──────── DATA RECORDS

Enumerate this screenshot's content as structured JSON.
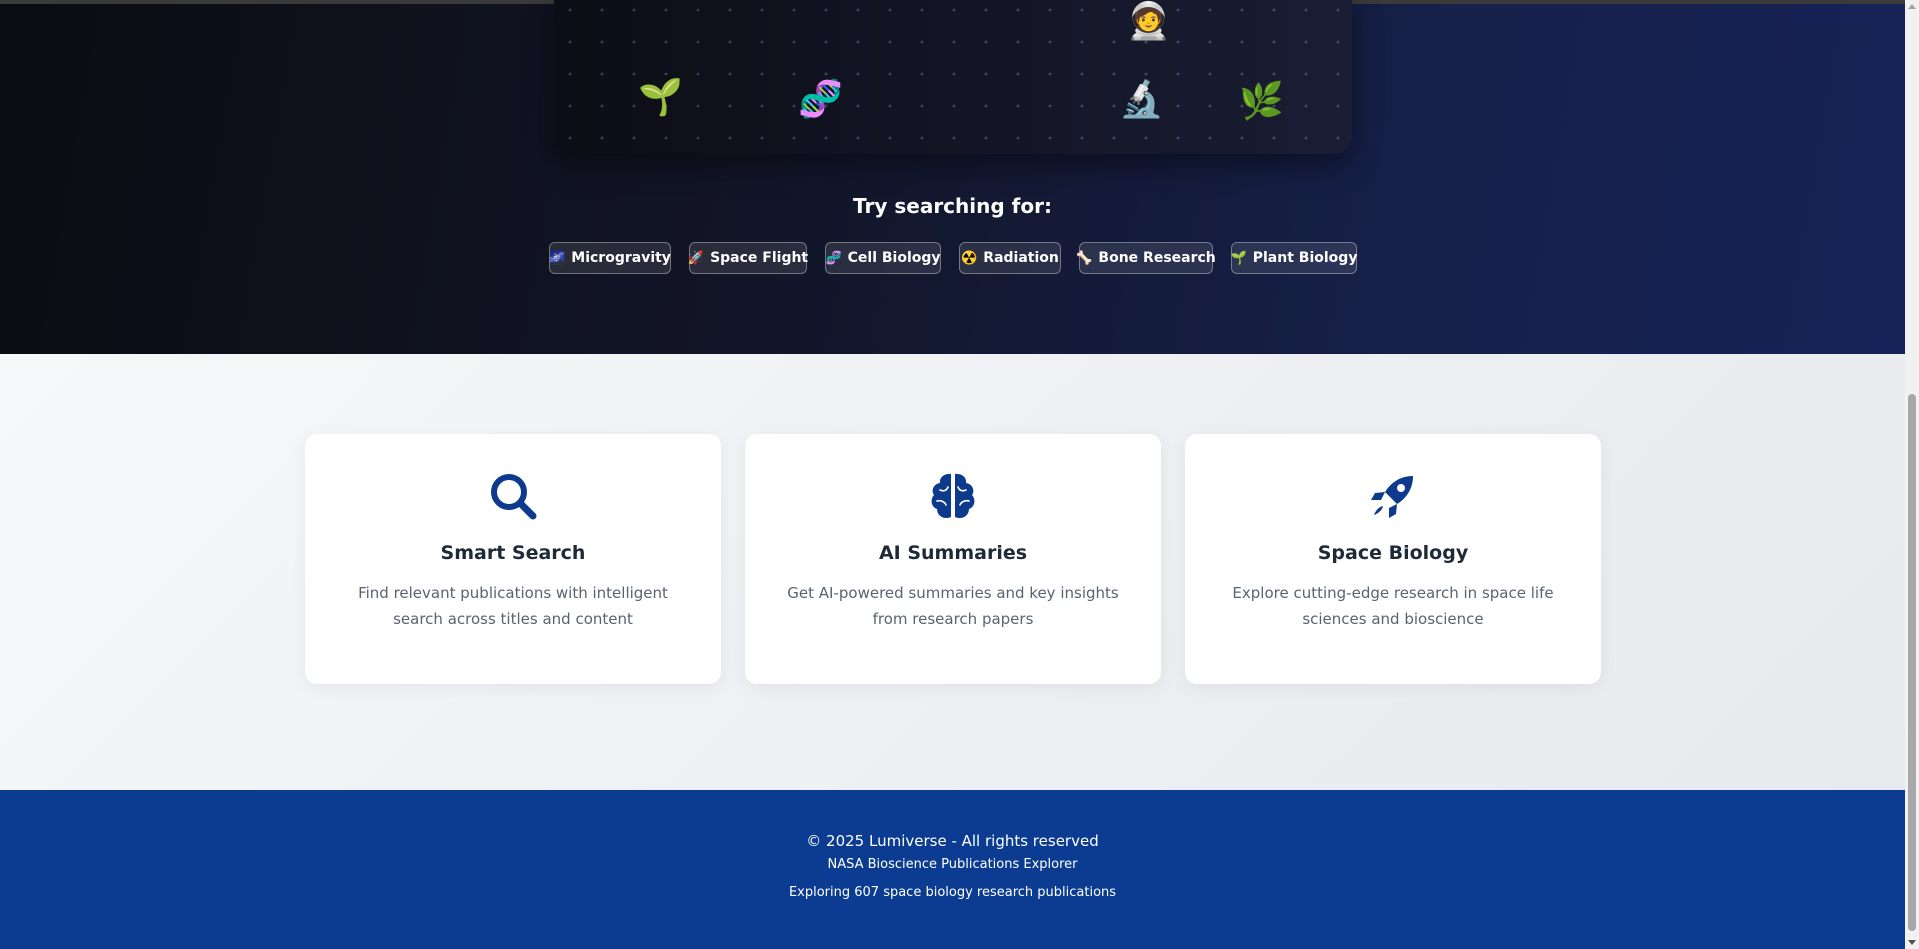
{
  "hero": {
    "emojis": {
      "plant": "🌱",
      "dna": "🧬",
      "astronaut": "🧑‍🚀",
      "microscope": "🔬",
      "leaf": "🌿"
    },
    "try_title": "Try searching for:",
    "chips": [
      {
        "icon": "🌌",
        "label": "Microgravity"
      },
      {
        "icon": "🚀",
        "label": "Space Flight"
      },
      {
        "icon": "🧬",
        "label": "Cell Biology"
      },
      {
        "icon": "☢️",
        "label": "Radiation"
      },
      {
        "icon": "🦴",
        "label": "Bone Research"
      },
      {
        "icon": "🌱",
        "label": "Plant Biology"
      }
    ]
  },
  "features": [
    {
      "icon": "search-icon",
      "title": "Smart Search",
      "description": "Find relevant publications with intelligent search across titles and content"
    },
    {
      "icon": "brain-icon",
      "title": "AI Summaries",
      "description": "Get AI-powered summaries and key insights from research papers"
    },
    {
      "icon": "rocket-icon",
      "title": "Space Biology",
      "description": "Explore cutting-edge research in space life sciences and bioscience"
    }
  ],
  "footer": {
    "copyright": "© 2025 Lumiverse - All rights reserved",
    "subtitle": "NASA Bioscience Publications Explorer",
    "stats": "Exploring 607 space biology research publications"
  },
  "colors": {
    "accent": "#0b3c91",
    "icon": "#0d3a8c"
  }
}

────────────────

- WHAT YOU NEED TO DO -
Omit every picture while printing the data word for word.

- RESULT OF THIS EXERCISE -
Enumerate this screenshot's content as structured JSON.
{
  "hero": {
    "emojis": {
      "plant": "🌱",
      "dna": "🧬",
      "astronaut": "🧑‍🚀",
      "microscope": "🔬",
      "leaf": "🌿"
    },
    "try_title": "Try searching for:",
    "chips": [
      {
        "icon": "🌌",
        "label": "Microgravity"
      },
      {
        "icon": "🚀",
        "label": "Space Flight"
      },
      {
        "icon": "🧬",
        "label": "Cell Biology"
      },
      {
        "icon": "☢️",
        "label": "Radiation"
      },
      {
        "icon": "🦴",
        "label": "Bone Research"
      },
      {
        "icon": "🌱",
        "label": "Plant Biology"
      }
    ]
  },
  "features": [
    {
      "icon": "search-icon",
      "title": "Smart Search",
      "description": "Find relevant publications with intelligent search across titles and content"
    },
    {
      "icon": "brain-icon",
      "title": "AI Summaries",
      "description": "Get AI-powered summaries and key insights from research papers"
    },
    {
      "icon": "rocket-icon",
      "title": "Space Biology",
      "description": "Explore cutting-edge research in space life sciences and bioscience"
    }
  ],
  "footer": {
    "copyright": "© 2025 Lumiverse - All rights reserved",
    "subtitle": "NASA Bioscience Publications Explorer",
    "stats": "Exploring 607 space biology research publications"
  },
  "colors": {
    "accent": "#0b3c91",
    "icon": "#0d3a8c"
  }
}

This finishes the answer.